▸ **THE PROBLEM**
Beginning with the first entry, restate the data word for word and leave out the images.

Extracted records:

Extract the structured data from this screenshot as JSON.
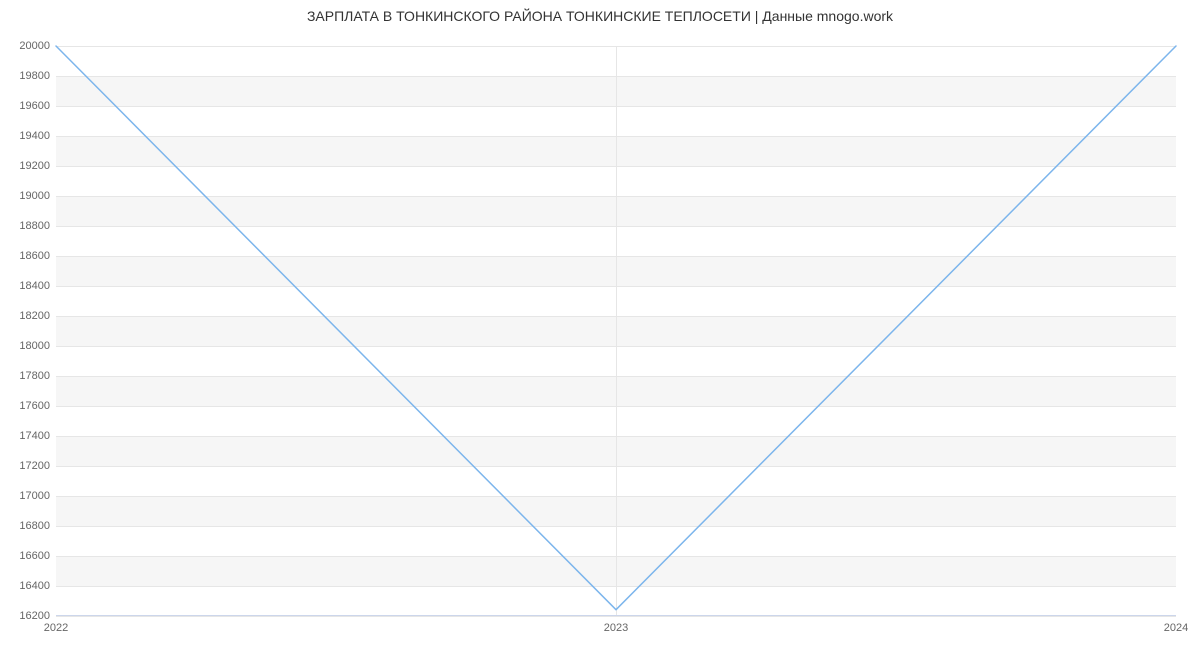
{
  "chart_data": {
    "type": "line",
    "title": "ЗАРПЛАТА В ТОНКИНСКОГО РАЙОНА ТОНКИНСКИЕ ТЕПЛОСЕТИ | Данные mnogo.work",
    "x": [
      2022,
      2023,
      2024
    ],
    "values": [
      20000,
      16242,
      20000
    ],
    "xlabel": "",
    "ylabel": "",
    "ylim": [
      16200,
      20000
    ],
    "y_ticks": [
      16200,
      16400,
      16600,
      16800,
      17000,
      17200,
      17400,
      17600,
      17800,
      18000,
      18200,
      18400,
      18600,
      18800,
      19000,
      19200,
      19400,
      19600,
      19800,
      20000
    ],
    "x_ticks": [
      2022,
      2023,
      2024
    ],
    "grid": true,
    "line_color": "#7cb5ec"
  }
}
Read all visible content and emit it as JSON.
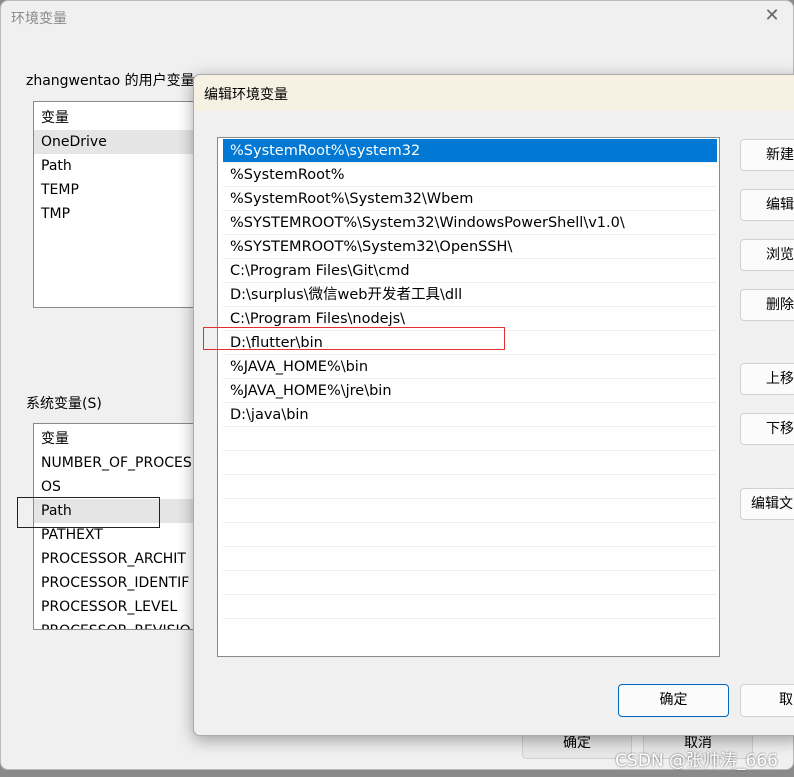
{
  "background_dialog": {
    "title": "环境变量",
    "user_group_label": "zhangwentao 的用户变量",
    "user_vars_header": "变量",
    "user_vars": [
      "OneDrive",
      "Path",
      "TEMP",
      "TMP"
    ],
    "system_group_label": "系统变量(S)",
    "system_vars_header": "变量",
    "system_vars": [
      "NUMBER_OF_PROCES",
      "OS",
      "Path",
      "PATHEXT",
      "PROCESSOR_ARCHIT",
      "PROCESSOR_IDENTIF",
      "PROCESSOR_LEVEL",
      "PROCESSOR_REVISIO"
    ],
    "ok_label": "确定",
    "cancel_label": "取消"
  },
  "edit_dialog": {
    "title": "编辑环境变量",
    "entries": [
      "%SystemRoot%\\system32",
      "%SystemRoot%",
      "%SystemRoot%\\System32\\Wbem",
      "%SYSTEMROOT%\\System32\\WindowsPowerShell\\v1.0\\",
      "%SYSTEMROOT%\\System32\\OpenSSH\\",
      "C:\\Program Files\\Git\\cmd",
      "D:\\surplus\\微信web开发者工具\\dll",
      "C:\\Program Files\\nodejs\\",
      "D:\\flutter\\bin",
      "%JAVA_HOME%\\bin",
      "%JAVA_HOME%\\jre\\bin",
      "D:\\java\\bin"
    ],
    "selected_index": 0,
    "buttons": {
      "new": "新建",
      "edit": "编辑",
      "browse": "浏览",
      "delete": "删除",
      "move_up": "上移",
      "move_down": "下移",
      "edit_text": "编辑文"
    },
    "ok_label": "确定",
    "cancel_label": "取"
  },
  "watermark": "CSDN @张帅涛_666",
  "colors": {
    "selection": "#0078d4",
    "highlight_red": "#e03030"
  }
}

▸ **ANSWER BOX**
Extract the structured data from this screenshot as JSON.
{
  "chart_data": {
    "type": "line",
    "title": "ЗАРПЛАТА В ТОНКИНСКОГО РАЙОНА ТОНКИНСКИЕ ТЕПЛОСЕТИ | Данные mnogo.work",
    "x": [
      2022,
      2023,
      2024
    ],
    "values": [
      20000,
      16242,
      20000
    ],
    "xlabel": "",
    "ylabel": "",
    "ylim": [
      16200,
      20000
    ],
    "y_ticks": [
      16200,
      16400,
      16600,
      16800,
      17000,
      17200,
      17400,
      17600,
      17800,
      18000,
      18200,
      18400,
      18600,
      18800,
      19000,
      19200,
      19400,
      19600,
      19800,
      20000
    ],
    "x_ticks": [
      2022,
      2023,
      2024
    ],
    "grid": true,
    "line_color": "#7cb5ec"
  }
}
Read all visible content and emit it as JSON.
{
  "background_dialog": {
    "title": "环境变量",
    "user_group_label": "zhangwentao 的用户变量",
    "user_vars_header": "变量",
    "user_vars": [
      "OneDrive",
      "Path",
      "TEMP",
      "TMP"
    ],
    "system_group_label": "系统变量(S)",
    "system_vars_header": "变量",
    "system_vars": [
      "NUMBER_OF_PROCES",
      "OS",
      "Path",
      "PATHEXT",
      "PROCESSOR_ARCHIT",
      "PROCESSOR_IDENTIF",
      "PROCESSOR_LEVEL",
      "PROCESSOR_REVISIO"
    ],
    "ok_label": "确定",
    "cancel_label": "取消"
  },
  "edit_dialog": {
    "title": "编辑环境变量",
    "entries": [
      "%SystemRoot%\\system32",
      "%SystemRoot%",
      "%SystemRoot%\\System32\\Wbem",
      "%SYSTEMROOT%\\System32\\WindowsPowerShell\\v1.0\\",
      "%SYSTEMROOT%\\System32\\OpenSSH\\",
      "C:\\Program Files\\Git\\cmd",
      "D:\\surplus\\微信web开发者工具\\dll",
      "C:\\Program Files\\nodejs\\",
      "D:\\flutter\\bin",
      "%JAVA_HOME%\\bin",
      "%JAVA_HOME%\\jre\\bin",
      "D:\\java\\bin"
    ],
    "selected_index": 0,
    "buttons": {
      "new": "新建",
      "edit": "编辑",
      "browse": "浏览",
      "delete": "删除",
      "move_up": "上移",
      "move_down": "下移",
      "edit_text": "编辑文"
    },
    "ok_label": "确定",
    "cancel_label": "取"
  },
  "watermark": "CSDN @张帅涛_666",
  "colors": {
    "selection": "#0078d4",
    "highlight_red": "#e03030"
  }
}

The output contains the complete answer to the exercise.